WHAT TO WORK ON
Once you have read the records below, print them again exactly as they stand.

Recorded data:

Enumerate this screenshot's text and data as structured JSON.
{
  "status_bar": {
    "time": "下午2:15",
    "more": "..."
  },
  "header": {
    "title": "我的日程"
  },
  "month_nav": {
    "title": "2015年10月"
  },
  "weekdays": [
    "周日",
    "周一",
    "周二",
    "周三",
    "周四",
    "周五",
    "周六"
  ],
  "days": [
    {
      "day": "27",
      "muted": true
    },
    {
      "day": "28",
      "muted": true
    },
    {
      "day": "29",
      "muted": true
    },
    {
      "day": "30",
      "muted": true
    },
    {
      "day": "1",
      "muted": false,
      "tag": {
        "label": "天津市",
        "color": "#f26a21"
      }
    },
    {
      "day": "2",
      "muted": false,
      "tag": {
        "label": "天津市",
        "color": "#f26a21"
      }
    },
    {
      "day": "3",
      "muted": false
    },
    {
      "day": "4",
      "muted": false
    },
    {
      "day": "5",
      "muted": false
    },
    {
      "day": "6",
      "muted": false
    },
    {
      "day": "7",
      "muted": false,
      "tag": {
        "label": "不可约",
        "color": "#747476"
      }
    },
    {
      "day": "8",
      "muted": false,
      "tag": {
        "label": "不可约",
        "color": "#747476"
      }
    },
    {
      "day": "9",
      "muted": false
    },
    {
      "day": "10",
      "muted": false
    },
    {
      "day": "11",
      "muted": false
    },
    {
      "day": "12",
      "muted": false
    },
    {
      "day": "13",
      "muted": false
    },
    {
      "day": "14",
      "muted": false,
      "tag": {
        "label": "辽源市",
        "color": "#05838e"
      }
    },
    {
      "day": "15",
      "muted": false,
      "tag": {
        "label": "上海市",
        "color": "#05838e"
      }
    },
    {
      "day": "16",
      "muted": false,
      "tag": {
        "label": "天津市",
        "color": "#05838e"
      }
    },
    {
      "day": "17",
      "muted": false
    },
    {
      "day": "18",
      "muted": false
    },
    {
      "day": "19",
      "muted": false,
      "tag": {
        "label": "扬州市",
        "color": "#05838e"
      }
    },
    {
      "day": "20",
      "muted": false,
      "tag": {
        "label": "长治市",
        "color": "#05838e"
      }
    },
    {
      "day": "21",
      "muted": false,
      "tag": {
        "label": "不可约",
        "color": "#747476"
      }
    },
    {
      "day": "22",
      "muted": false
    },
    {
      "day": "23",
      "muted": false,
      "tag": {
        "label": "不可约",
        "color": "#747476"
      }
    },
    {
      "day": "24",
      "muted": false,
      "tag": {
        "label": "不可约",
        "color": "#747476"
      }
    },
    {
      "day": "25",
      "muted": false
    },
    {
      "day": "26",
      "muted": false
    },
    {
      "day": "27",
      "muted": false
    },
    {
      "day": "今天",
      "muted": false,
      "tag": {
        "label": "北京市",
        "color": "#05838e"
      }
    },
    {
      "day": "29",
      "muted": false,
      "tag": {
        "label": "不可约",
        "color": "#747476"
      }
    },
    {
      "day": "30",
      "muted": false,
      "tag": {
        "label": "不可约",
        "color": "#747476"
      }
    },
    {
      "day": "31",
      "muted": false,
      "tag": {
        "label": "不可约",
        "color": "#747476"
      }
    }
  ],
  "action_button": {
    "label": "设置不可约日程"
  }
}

TASK RESPONSE
Enumerate this screenshot's text and data as structured JSON.
{
  "status_bar": {
    "time": "下午2:15",
    "more": "..."
  },
  "header": {
    "title": "我的日程"
  },
  "month_nav": {
    "title": "2015年10月"
  },
  "weekdays": [
    "周日",
    "周一",
    "周二",
    "周三",
    "周四",
    "周五",
    "周六"
  ],
  "days": [
    {
      "day": "27",
      "muted": true
    },
    {
      "day": "28",
      "muted": true
    },
    {
      "day": "29",
      "muted": true
    },
    {
      "day": "30",
      "muted": true
    },
    {
      "day": "1",
      "muted": false,
      "tag": {
        "label": "天津市",
        "color": "#f26a21"
      }
    },
    {
      "day": "2",
      "muted": false,
      "tag": {
        "label": "天津市",
        "color": "#f26a21"
      }
    },
    {
      "day": "3",
      "muted": false
    },
    {
      "day": "4",
      "muted": false
    },
    {
      "day": "5",
      "muted": false
    },
    {
      "day": "6",
      "muted": false
    },
    {
      "day": "7",
      "muted": false,
      "tag": {
        "label": "不可约",
        "color": "#747476"
      }
    },
    {
      "day": "8",
      "muted": false,
      "tag": {
        "label": "不可约",
        "color": "#747476"
      }
    },
    {
      "day": "9",
      "muted": false
    },
    {
      "day": "10",
      "muted": false
    },
    {
      "day": "11",
      "muted": false
    },
    {
      "day": "12",
      "muted": false
    },
    {
      "day": "13",
      "muted": false
    },
    {
      "day": "14",
      "muted": false,
      "tag": {
        "label": "辽源市",
        "color": "#05838e"
      }
    },
    {
      "day": "15",
      "muted": false,
      "tag": {
        "label": "上海市",
        "color": "#05838e"
      }
    },
    {
      "day": "16",
      "muted": false,
      "tag": {
        "label": "天津市",
        "color": "#05838e"
      }
    },
    {
      "day": "17",
      "muted": false
    },
    {
      "day": "18",
      "muted": false
    },
    {
      "day": "19",
      "muted": false,
      "tag": {
        "label": "扬州市",
        "color": "#05838e"
      }
    },
    {
      "day": "20",
      "muted": false,
      "tag": {
        "label": "长治市",
        "color": "#05838e"
      }
    },
    {
      "day": "21",
      "muted": false,
      "tag": {
        "label": "不可约",
        "color": "#747476"
      }
    },
    {
      "day": "22",
      "muted": false
    },
    {
      "day": "23",
      "muted": false,
      "tag": {
        "label": "不可约",
        "color": "#747476"
      }
    },
    {
      "day": "24",
      "muted": false,
      "tag": {
        "label": "不可约",
        "color": "#747476"
      }
    },
    {
      "day": "25",
      "muted": false
    },
    {
      "day": "26",
      "muted": false
    },
    {
      "day": "27",
      "muted": false
    },
    {
      "day": "今天",
      "muted": false,
      "tag": {
        "label": "北京市",
        "color": "#05838e"
      }
    },
    {
      "day": "29",
      "muted": false,
      "tag": {
        "label": "不可约",
        "color": "#747476"
      }
    },
    {
      "day": "30",
      "muted": false,
      "tag": {
        "label": "不可约",
        "color": "#747476"
      }
    },
    {
      "day": "31",
      "muted": false,
      "tag": {
        "label": "不可约",
        "color": "#747476"
      }
    }
  ],
  "action_button": {
    "label": "设置不可约日程"
  }
}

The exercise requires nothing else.